Overall, Western European cities rose in the rankings, due mainly to the strengthening of local currencies against the US dollar and the cost of goods and services, Mercer said. Zurich (3) remains as the most costly European city, while London moved up 10 places to No 19; and Paris jumped 28 spots to place at No 34.
Mercer's 2018 survey covered 209 cities across five continents, measuring the comparative cost of more than 200 items in each location - including housing, transportation, food, clothing, household goods, as well as entertainment. New York was used as the base city for all comparisons, and currency movements were measured against the US dollar.
Singapore consistently ranks as one of the most expensive cities in the world.
Earlier this month, another Cost of Living Survey published by data provider ECA International cited Singapore as the ninth most expensive Asian city for expatriates, behind other cities within the region such as Tokyo, Seoul and Hong Kong.
Globally, Singapore took the 20th spot this year, having being in the 24th place in 2017. Nonetheless, this ranking is still below the city state's peak in 2016, when it ranked 18th worldwide.

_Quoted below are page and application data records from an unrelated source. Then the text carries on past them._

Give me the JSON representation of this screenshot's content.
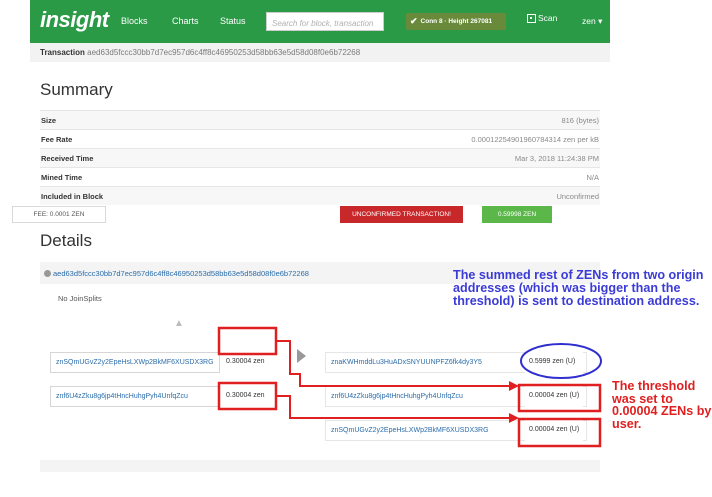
{
  "navbar": {
    "brand": "insight",
    "links": [
      "Blocks",
      "Charts",
      "Status"
    ],
    "search_placeholder": "Search for block, transaction",
    "connection": "Conn 8 · Height 267081",
    "scan_label": "Scan",
    "currency": "zen ▾",
    "icons": [
      "check-icon",
      "qr-code-icon",
      "caret-down-icon"
    ]
  },
  "transaction": {
    "label": "Transaction",
    "hash": "aed63d5fccc30bb7d7ec957d6c4ff8c46950253d58bb63e5d58d08f0e6b72268"
  },
  "summary": {
    "title": "Summary",
    "rows": [
      {
        "key": "Size",
        "value": "816 (bytes)"
      },
      {
        "key": "Fee Rate",
        "value": "0.00012254901960784314 zen per kB"
      },
      {
        "key": "Received Time",
        "value": "Mar 3, 2018 11:24:38 PM"
      },
      {
        "key": "Mined Time",
        "value": "N/A"
      },
      {
        "key": "Included in Block",
        "value": "Unconfirmed"
      }
    ]
  },
  "details": {
    "title": "Details",
    "tx_hash": "aed63d5fccc30bb7d7ec957d6c4ff8c46950253d58bb63e5d58d08f0e6b72268",
    "no_joinsplits": "No JoinSplits",
    "inputs": [
      {
        "address": "znSQmUGvZ2y2EpeHsLXWp2BkMF6XUSDX3RG",
        "amount": "0.30004 zen"
      },
      {
        "address": "znf6U4zZku8g6jp4tHncHuhgPyh4UnfqZcu",
        "amount": "0.30004 zen"
      }
    ],
    "outputs": [
      {
        "address": "znaKWHmddLu3HuADxSNYUUNPFZ6fk4dy3Y5",
        "amount": "0.5999 zen (U)"
      },
      {
        "address": "znf6U4zZku8g6jp4tHncHuhgPyh4UnfqZcu",
        "amount": "0.00004 zen (U)"
      },
      {
        "address": "znSQmUGvZ2y2EpeHsLXWp2BkMF6XUSDX3RG",
        "amount": "0.00004 zen (U)"
      }
    ],
    "fee": "FEE: 0.0001 ZEN",
    "status": "UNCONFIRMED TRANSACTION!",
    "total": "0.59998 ZEN"
  },
  "annotations": {
    "blue": "The summed rest of ZENs from two origin addresses (which was bigger than the threshold) is sent to destination address.",
    "red": "The threshold was set to 0.00004 ZENs by user."
  },
  "colors": {
    "nav_green": "#2b9a47",
    "annotation_red": "#e02020",
    "annotation_blue": "#3b3bd6",
    "status_red": "#c9282a",
    "total_green": "#5bb74a",
    "link_blue": "#2a6dab"
  }
}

ECA carries out biannual cost of living surveys in March and September that compare a basket of like-for-like consumer goods and services commonly purchased by expatriates around the world. However, living expenses such as accommodation rental, utilities, car purchases and school fees are not included as these are usually covered by other allowances, ECA said.
Separately, another report by international trust and corporate services provider Sovereign Group noted that while Singapore may be ranked as the most expensive city to live in by the Economist Intelligence Unit (EIU), a different ranking shows this is hardly the case, when personal income tax rates are taken into account.
Singapore has topped the EIU's annual Worldwide Cost of Living Survey for five consecutive years. The EIU survey is meant to help businesses calculate compensation packages for overseas staff postings.
Sovereign's index intends to do the same. However, it considers not just the comparative prices of goods and services in cities, but also how much an individual would need to earn to afford these items, after paying local taxes.
Singapore came in at 11th place for its top earners, according to Sovereign's latest tax-adjusted Worldwide Cost of Living Index.
For average earners, Singapore ranks a more modest 13th, trailing behind other Asian cities such as Tokyo (ninth), Osaka (10th) and Seoul (12th).
Sovereign's adjusted rankings for top earners were calculated by taking a city's EIU score, and multiplying it by the city's top rate of personal tax on earned income.
For average earners, the "all-in tax" rate was used instead. This refers to income tax as well as social security contributions as a percentage of gross wage earnings.